* TRY IT *
Check each line of the entries below for the word "meta", then state how many lines have it and nothing more.

-=-=-

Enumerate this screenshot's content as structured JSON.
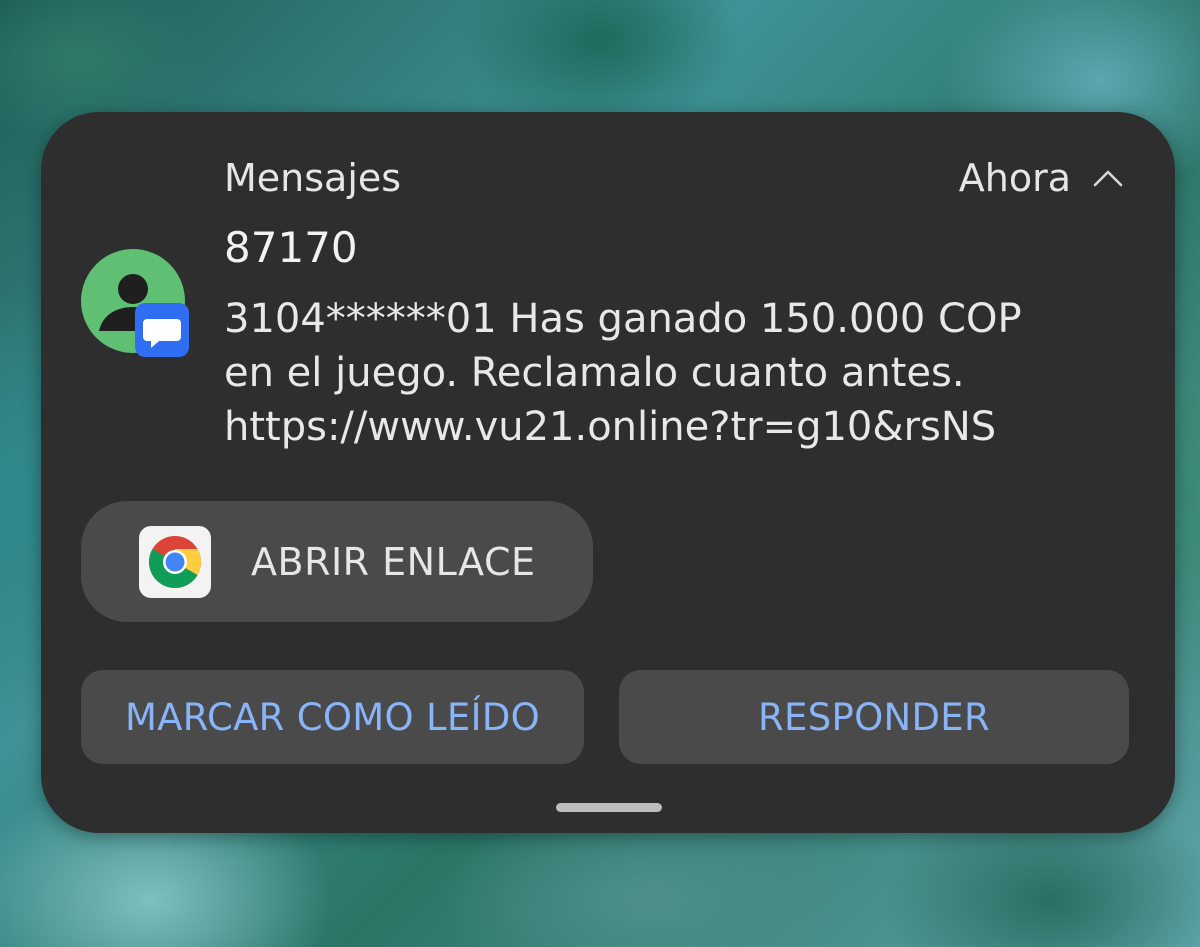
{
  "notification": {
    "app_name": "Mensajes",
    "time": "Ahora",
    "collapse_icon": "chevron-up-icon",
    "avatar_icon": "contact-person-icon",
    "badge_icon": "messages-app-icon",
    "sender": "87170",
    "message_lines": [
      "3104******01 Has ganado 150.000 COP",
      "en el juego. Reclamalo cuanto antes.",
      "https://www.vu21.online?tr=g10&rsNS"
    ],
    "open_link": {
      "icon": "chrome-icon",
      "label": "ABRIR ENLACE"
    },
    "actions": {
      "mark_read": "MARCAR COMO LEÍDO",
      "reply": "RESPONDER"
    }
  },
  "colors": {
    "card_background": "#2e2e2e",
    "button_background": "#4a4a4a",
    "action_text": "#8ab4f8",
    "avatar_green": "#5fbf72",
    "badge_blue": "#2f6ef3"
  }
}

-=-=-

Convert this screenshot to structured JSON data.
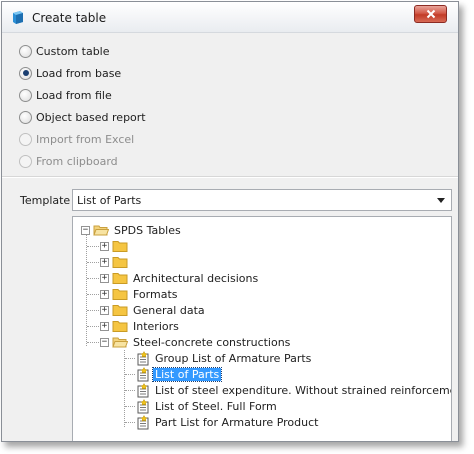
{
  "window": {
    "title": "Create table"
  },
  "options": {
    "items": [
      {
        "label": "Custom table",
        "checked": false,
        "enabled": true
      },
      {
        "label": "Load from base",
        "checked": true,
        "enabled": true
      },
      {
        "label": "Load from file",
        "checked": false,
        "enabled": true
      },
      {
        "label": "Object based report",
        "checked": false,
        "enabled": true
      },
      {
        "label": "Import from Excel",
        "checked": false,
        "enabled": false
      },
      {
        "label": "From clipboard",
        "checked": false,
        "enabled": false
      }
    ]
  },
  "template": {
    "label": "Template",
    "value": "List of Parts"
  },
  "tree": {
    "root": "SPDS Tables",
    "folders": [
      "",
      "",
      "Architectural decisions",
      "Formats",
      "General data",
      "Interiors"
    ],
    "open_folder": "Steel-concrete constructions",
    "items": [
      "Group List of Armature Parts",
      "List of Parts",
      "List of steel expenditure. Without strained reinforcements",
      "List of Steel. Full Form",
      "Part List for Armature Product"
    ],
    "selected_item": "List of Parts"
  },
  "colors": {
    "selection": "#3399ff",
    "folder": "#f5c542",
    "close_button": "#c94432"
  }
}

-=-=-

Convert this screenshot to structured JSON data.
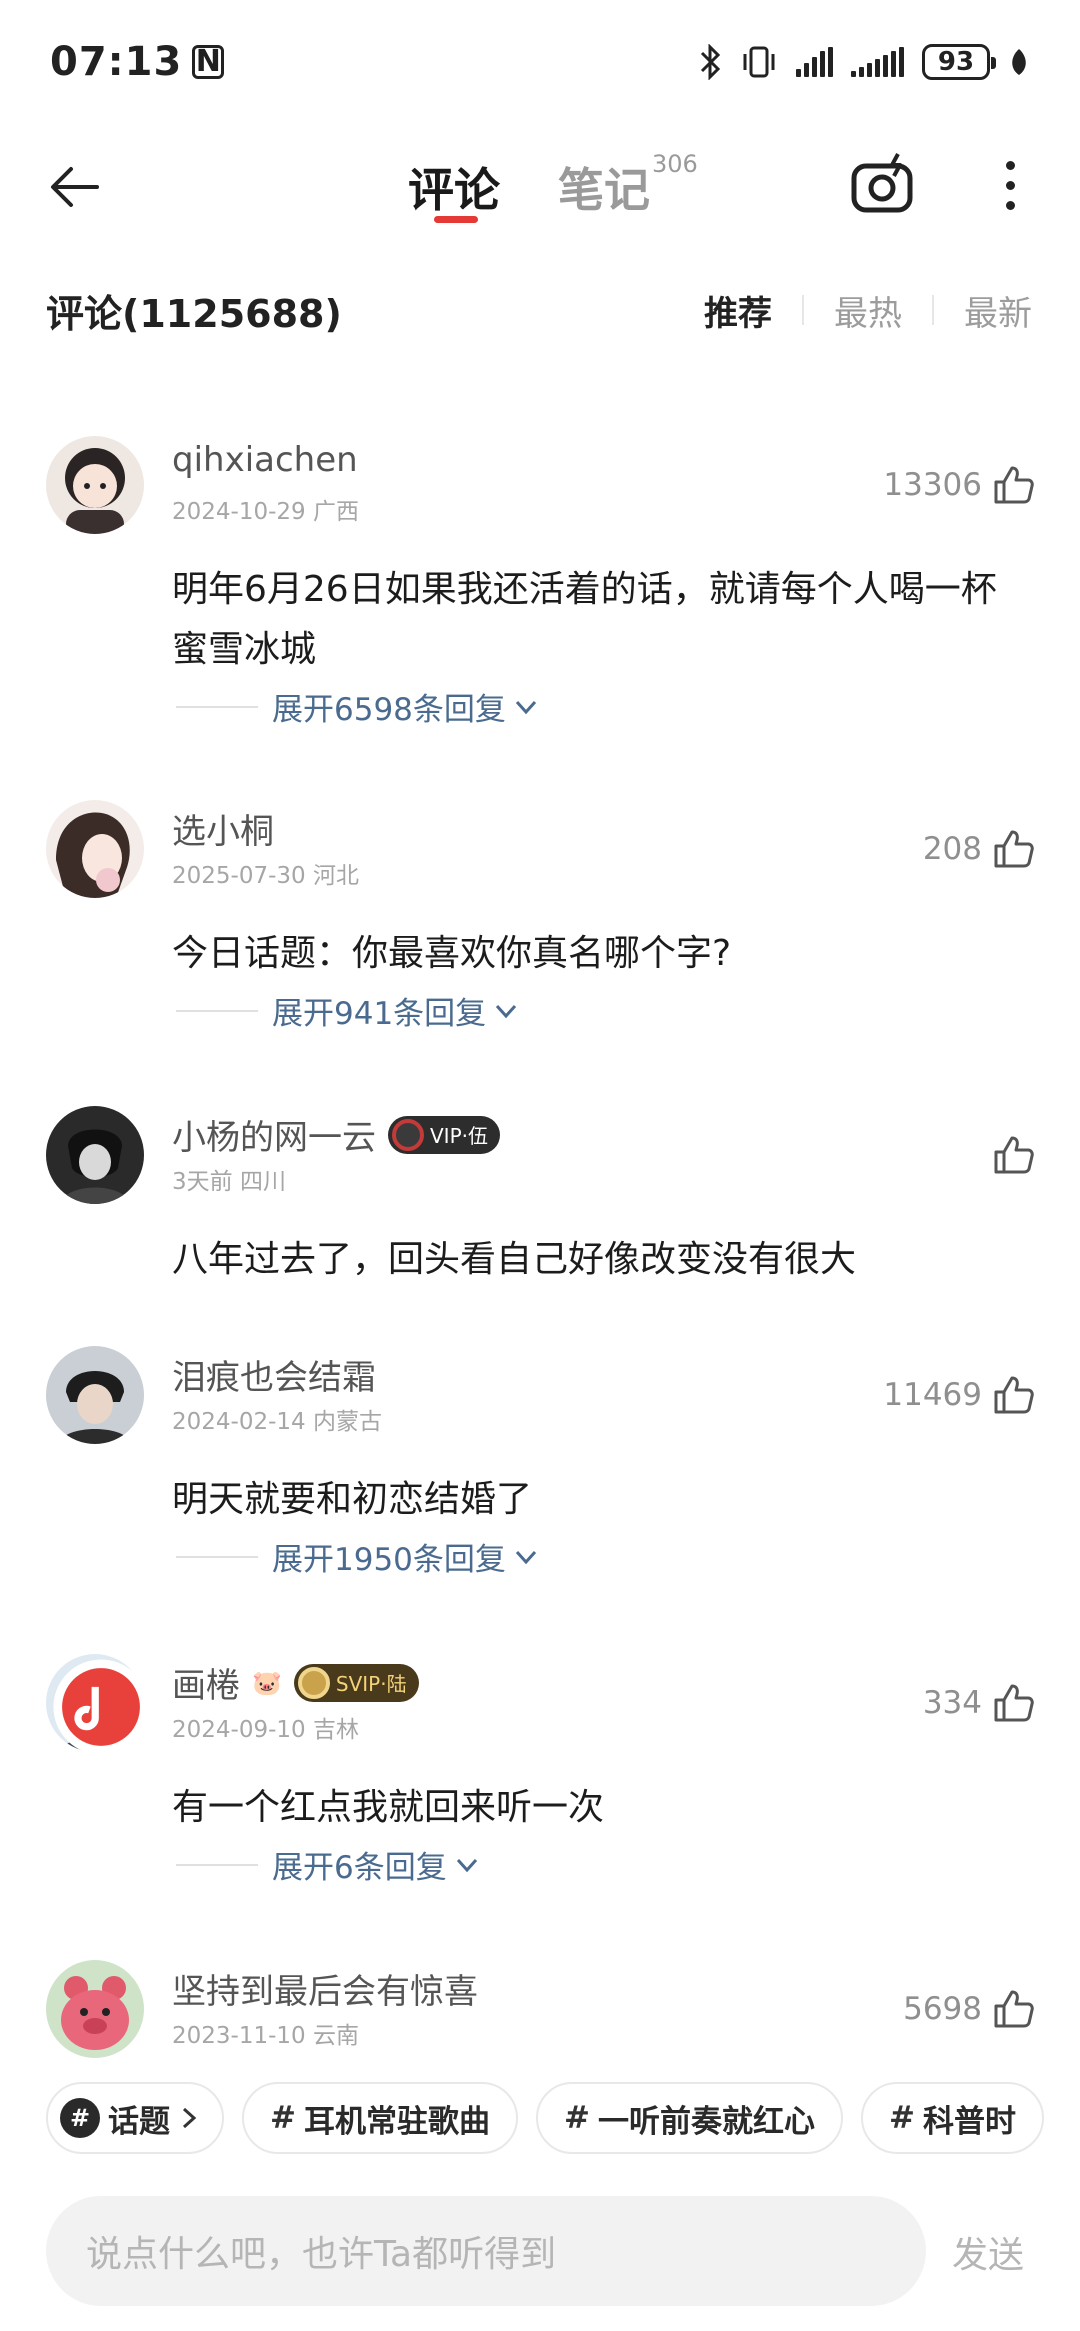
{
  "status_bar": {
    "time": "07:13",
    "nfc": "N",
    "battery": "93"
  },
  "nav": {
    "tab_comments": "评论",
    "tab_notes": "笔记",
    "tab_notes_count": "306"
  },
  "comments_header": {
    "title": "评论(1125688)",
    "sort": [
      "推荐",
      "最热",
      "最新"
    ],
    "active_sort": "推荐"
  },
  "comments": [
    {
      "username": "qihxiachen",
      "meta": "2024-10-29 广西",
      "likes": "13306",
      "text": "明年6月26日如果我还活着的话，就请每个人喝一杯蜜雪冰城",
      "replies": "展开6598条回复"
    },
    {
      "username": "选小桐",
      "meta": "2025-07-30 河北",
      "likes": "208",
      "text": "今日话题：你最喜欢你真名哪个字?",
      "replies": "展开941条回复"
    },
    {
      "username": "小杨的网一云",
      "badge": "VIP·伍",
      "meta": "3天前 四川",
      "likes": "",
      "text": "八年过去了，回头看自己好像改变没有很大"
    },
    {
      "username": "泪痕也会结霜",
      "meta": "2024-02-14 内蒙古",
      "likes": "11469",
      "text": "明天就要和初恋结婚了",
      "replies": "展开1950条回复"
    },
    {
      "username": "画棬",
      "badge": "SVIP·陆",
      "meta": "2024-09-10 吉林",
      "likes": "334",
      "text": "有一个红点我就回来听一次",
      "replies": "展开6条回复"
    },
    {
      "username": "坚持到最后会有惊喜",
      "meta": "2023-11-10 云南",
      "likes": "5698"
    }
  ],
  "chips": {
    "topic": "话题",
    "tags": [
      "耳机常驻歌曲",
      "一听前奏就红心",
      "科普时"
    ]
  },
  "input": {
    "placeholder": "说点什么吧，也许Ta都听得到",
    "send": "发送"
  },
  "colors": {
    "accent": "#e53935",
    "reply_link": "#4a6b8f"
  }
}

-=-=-

* YOUR RESPONSE *
6